== DIRECTIONS FOR THIS TASK ==
In the data below, find each line containing the string "Choose" and return it.

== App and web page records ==

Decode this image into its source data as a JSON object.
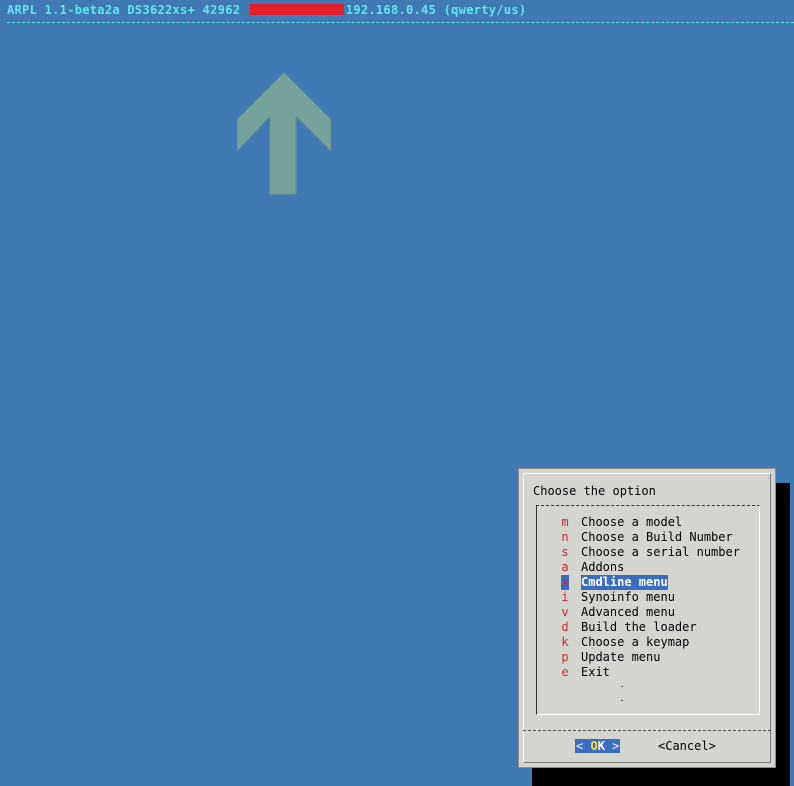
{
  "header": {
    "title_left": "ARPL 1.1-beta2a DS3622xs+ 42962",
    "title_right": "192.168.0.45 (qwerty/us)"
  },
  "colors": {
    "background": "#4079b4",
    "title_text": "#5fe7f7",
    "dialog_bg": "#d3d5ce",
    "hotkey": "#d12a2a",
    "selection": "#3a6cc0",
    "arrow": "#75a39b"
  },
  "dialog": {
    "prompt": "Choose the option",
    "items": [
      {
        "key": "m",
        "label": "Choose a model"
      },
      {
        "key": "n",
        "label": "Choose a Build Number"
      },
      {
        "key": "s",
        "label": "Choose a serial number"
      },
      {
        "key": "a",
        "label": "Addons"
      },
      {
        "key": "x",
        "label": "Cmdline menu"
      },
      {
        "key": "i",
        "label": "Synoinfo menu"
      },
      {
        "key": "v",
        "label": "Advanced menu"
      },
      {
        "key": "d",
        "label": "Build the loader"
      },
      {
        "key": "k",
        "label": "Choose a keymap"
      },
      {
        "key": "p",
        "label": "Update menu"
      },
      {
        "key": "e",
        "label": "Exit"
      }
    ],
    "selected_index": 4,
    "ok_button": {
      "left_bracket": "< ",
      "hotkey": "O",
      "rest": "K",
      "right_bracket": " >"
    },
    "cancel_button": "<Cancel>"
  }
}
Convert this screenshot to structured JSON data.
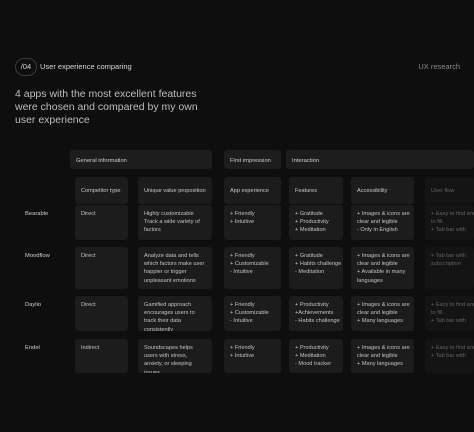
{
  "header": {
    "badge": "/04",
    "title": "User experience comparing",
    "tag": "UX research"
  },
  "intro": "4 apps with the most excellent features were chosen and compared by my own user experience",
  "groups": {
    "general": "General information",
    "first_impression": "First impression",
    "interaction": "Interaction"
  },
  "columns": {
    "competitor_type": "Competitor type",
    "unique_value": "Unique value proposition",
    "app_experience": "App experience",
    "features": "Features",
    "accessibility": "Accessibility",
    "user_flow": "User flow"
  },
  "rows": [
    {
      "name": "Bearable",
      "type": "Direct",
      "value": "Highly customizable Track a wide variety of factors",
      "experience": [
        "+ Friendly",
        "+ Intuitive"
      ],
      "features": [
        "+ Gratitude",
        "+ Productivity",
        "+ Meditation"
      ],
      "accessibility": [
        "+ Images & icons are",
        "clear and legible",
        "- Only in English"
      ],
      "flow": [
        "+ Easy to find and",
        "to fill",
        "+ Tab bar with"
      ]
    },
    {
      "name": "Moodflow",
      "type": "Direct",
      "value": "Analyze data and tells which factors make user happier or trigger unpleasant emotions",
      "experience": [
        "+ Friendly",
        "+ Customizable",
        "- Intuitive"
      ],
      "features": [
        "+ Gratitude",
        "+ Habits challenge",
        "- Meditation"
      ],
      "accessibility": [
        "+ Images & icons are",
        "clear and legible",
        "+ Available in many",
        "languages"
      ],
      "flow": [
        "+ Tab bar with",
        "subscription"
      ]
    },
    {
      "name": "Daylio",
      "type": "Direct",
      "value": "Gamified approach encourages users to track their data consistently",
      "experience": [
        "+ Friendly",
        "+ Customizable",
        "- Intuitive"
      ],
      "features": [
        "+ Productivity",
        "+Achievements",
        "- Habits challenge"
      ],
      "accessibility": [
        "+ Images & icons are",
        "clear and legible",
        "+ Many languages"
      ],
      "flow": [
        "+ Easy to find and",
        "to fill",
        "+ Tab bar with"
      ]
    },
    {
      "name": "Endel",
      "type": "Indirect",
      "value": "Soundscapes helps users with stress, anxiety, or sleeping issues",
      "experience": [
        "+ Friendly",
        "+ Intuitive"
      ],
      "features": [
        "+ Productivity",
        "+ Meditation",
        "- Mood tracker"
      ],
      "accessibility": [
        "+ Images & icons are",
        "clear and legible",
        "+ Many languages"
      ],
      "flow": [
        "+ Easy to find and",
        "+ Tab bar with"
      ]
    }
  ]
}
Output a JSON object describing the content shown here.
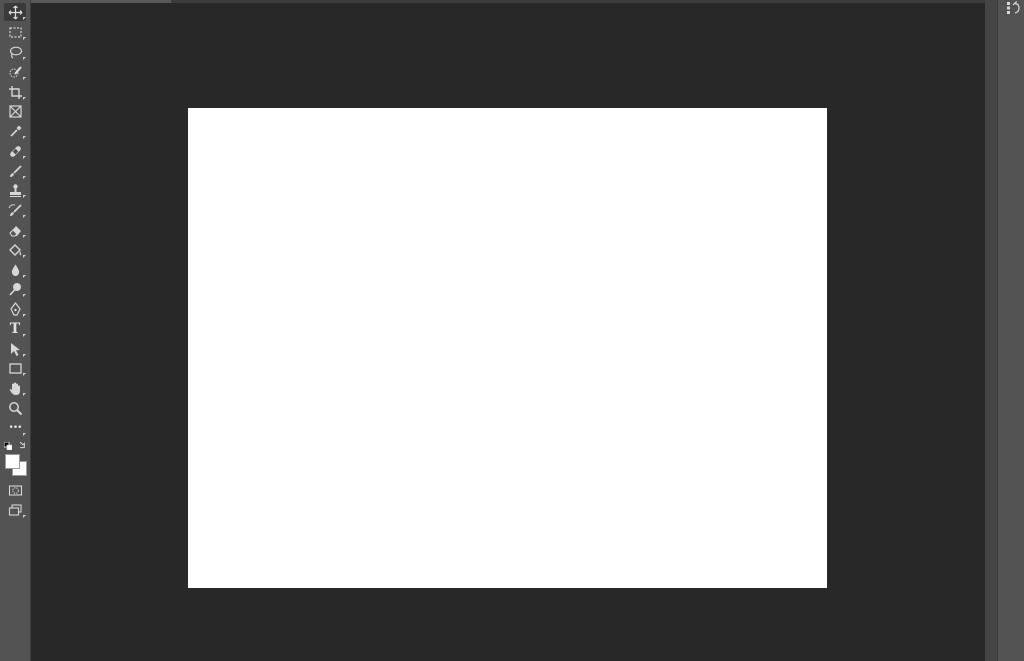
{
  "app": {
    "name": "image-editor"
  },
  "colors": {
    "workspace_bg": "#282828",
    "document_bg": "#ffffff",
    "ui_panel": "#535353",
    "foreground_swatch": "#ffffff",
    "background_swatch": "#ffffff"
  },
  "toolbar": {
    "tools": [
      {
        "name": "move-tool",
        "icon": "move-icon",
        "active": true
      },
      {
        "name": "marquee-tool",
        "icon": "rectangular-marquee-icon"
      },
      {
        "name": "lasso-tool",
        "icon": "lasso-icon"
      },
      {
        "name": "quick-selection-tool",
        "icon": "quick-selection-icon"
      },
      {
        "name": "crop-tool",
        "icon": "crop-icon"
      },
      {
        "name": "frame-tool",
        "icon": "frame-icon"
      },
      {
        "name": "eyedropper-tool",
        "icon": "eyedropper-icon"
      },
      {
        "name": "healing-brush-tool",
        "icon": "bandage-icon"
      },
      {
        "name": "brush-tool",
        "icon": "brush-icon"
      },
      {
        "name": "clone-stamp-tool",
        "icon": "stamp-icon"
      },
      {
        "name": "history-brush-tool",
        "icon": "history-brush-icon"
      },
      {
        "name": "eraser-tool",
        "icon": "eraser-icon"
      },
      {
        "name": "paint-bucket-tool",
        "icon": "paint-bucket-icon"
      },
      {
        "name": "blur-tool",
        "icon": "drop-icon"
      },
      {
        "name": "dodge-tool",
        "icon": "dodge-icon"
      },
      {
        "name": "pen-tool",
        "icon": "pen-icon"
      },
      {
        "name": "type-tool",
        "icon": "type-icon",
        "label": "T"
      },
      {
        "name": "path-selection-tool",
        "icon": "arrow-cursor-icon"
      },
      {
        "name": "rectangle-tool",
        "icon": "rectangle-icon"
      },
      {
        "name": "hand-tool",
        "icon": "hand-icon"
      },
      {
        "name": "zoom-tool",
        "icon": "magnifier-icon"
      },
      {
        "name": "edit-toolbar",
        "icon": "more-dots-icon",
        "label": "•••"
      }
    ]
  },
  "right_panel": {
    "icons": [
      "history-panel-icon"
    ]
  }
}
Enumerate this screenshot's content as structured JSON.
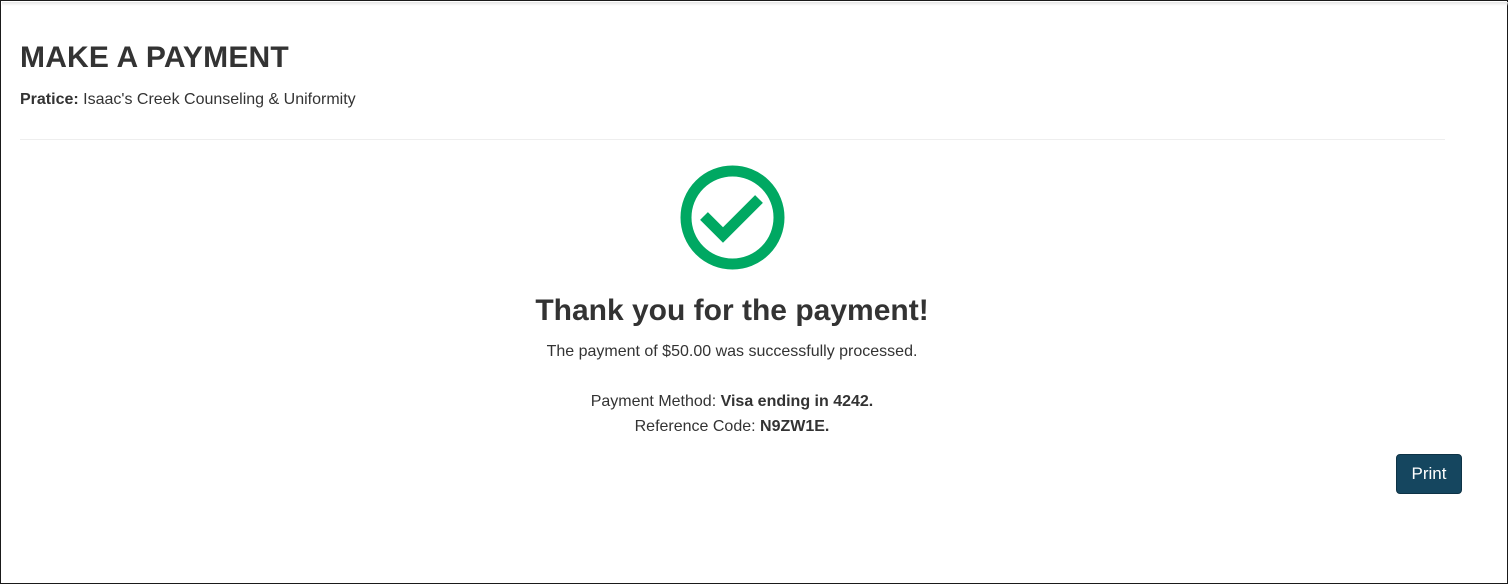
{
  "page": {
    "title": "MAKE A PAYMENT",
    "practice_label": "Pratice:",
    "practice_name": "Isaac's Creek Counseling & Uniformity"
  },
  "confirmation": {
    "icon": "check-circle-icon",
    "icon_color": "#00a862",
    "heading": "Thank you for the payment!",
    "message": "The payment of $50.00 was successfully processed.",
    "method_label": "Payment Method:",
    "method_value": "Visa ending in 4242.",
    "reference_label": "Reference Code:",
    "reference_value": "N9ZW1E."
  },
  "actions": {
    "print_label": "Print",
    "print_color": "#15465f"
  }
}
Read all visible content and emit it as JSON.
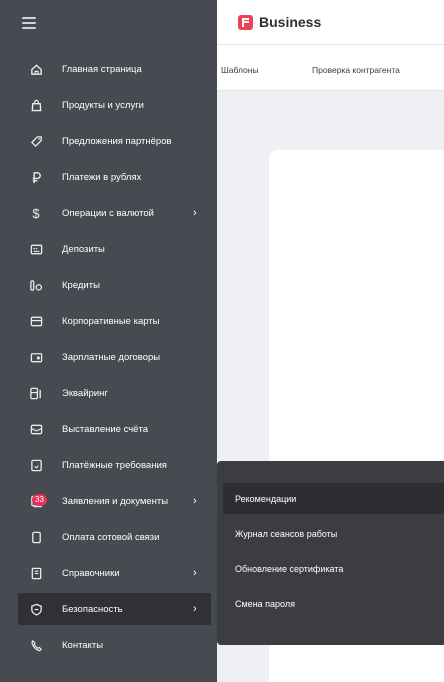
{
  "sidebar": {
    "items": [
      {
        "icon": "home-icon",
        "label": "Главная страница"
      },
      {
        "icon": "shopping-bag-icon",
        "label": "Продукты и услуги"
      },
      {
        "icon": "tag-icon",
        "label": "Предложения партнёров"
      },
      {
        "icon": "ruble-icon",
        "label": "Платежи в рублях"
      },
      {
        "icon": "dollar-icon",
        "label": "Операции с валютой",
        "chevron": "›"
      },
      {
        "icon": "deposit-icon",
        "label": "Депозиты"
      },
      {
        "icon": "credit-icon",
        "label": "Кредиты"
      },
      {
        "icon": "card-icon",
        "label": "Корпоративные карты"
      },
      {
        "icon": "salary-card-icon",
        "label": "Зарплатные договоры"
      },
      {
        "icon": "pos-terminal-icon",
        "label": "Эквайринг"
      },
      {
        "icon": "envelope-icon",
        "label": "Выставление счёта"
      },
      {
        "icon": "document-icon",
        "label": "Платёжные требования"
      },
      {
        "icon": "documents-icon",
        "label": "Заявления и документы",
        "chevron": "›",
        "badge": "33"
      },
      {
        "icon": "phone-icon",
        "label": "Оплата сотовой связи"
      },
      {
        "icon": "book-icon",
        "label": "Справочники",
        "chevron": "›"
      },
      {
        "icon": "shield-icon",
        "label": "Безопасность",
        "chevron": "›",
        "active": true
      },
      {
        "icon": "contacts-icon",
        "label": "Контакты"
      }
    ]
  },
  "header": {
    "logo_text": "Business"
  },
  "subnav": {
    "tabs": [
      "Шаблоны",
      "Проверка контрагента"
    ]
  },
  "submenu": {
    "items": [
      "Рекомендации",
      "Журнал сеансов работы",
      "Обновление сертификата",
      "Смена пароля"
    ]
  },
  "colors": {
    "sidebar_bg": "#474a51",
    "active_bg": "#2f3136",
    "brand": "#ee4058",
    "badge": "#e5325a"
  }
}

== EXPECTED ANSWER ==
    "prompt": "Choose the option",
        "label": "Choose a model"
        "label": "Choose a Build Number"
        "label": "Choose a serial number"
        "label": "Choose a keymap"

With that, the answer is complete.